What to work on :: Copy every line below that has the word "this" in it.

Extracted data ::
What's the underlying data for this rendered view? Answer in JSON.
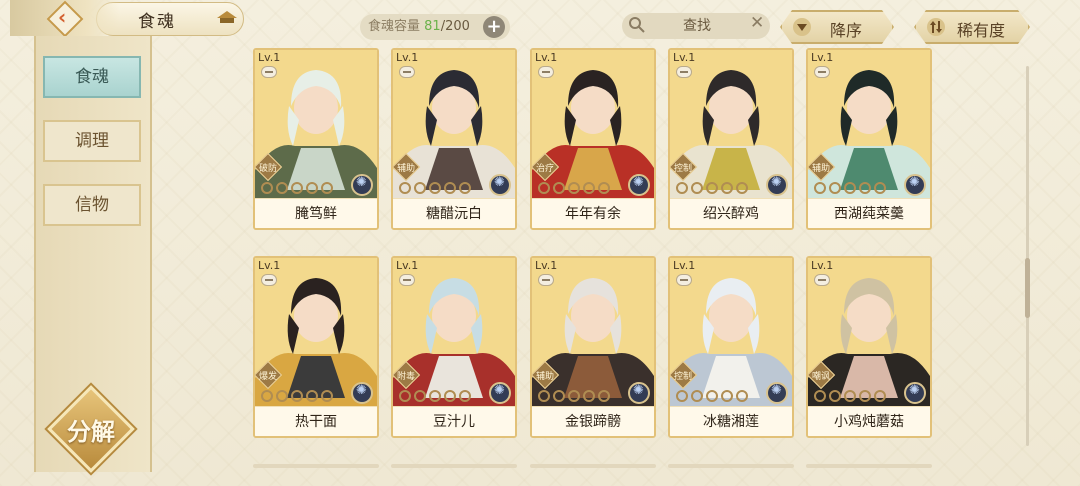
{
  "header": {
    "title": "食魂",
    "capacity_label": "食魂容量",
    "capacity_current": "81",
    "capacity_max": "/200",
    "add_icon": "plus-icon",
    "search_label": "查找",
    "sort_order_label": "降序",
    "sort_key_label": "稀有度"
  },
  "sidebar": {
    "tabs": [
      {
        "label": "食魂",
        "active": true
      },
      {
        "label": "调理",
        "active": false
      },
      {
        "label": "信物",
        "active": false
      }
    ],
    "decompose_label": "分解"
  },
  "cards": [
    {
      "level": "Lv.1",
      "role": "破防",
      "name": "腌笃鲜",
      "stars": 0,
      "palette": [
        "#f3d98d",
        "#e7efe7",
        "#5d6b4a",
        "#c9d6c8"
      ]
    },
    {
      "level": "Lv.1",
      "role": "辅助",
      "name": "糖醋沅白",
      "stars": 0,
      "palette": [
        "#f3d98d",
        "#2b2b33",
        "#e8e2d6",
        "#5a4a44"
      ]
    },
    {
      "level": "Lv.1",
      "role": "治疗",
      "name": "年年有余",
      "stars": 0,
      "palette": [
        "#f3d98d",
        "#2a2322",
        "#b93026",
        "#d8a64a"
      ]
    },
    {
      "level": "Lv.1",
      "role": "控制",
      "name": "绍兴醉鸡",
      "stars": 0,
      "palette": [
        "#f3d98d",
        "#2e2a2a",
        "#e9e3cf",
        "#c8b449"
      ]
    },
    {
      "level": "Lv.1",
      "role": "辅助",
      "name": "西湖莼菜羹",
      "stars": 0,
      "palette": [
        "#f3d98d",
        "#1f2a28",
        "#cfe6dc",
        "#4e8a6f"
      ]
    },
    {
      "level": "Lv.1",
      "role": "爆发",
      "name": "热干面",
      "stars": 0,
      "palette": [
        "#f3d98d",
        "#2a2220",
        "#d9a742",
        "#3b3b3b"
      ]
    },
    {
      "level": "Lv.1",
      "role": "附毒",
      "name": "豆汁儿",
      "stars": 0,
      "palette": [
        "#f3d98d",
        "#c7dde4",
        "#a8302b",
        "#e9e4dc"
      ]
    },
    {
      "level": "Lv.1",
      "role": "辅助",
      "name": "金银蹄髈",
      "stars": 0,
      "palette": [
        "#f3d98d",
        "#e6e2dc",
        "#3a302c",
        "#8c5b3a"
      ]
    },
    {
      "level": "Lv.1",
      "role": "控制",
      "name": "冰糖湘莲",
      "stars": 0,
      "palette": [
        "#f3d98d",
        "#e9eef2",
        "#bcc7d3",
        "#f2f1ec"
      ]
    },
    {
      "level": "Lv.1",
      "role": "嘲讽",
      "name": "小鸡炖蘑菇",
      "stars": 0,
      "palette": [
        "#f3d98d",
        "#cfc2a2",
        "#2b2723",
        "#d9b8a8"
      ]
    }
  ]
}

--

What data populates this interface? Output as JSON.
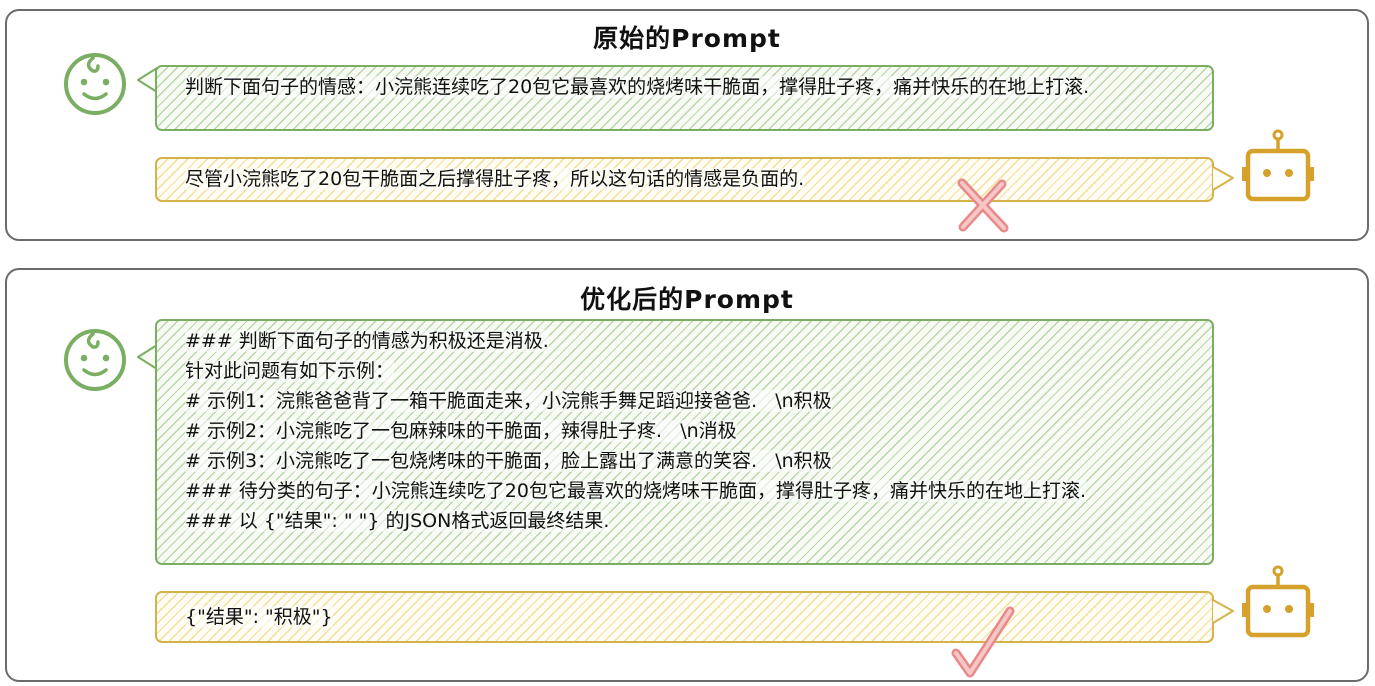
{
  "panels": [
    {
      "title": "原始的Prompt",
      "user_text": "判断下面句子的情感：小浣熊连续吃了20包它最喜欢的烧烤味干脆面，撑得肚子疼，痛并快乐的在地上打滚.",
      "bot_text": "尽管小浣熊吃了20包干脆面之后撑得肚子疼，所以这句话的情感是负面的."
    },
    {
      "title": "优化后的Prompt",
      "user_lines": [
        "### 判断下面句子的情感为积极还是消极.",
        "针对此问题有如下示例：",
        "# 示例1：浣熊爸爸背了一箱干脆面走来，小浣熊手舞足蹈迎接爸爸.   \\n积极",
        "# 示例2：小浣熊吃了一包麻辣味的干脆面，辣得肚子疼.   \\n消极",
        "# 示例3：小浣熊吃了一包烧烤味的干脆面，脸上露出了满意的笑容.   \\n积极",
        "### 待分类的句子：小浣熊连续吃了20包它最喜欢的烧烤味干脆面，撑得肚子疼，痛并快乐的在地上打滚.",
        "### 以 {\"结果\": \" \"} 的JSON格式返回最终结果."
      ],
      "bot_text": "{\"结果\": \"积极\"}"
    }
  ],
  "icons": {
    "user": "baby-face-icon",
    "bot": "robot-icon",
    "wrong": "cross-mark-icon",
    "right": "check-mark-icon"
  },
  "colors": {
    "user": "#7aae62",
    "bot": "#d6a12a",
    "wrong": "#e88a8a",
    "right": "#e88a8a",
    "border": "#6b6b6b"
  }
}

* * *

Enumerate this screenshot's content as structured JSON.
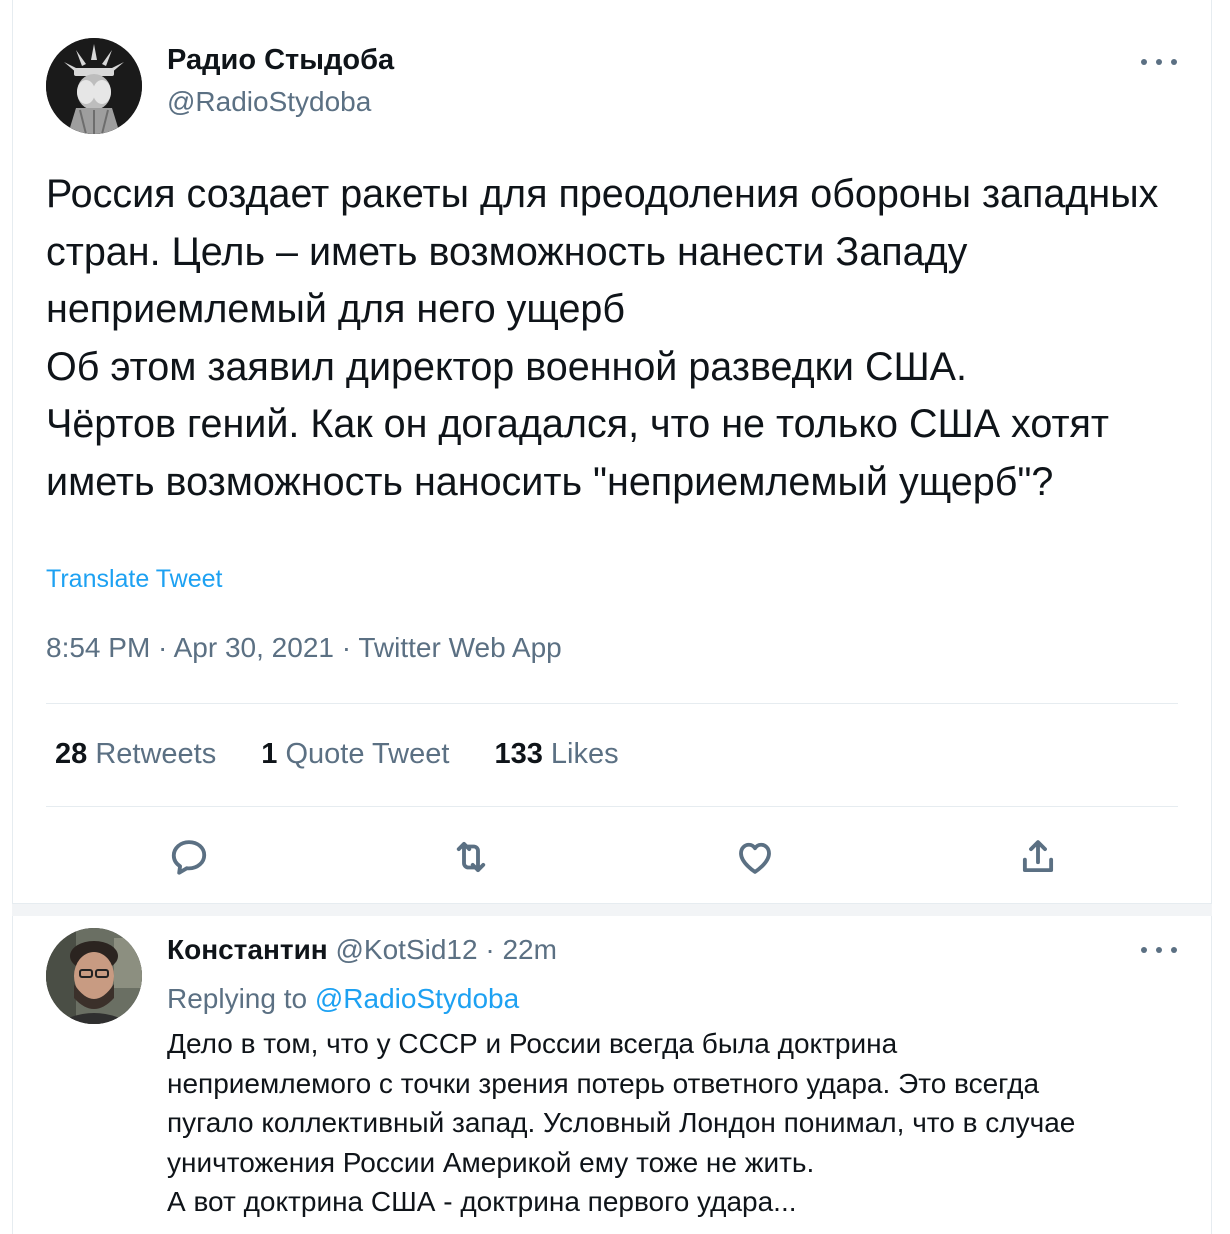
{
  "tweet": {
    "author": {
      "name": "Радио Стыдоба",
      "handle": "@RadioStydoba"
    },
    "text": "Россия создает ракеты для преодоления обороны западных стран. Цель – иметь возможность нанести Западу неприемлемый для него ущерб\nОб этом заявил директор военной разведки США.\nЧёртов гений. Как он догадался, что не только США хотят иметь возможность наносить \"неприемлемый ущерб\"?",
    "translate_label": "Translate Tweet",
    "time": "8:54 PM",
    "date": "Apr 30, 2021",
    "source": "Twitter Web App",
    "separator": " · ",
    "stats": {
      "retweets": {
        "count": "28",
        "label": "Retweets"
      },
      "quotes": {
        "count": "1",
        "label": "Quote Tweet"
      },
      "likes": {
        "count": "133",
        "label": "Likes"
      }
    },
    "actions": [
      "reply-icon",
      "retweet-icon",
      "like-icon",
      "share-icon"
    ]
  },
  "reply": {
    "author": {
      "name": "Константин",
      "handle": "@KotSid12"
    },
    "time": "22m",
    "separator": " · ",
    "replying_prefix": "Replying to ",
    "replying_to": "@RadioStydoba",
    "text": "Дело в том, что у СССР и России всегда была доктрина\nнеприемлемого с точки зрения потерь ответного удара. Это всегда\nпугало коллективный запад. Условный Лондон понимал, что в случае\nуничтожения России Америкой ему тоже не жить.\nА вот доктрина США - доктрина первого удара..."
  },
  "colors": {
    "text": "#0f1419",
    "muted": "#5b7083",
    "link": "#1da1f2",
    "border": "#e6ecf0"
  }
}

Written solution ::
What's the underlying data for this rendered view? Answer in JSON.
What data populates this interface? Output as JSON.
Enumerate this screenshot's content as structured JSON.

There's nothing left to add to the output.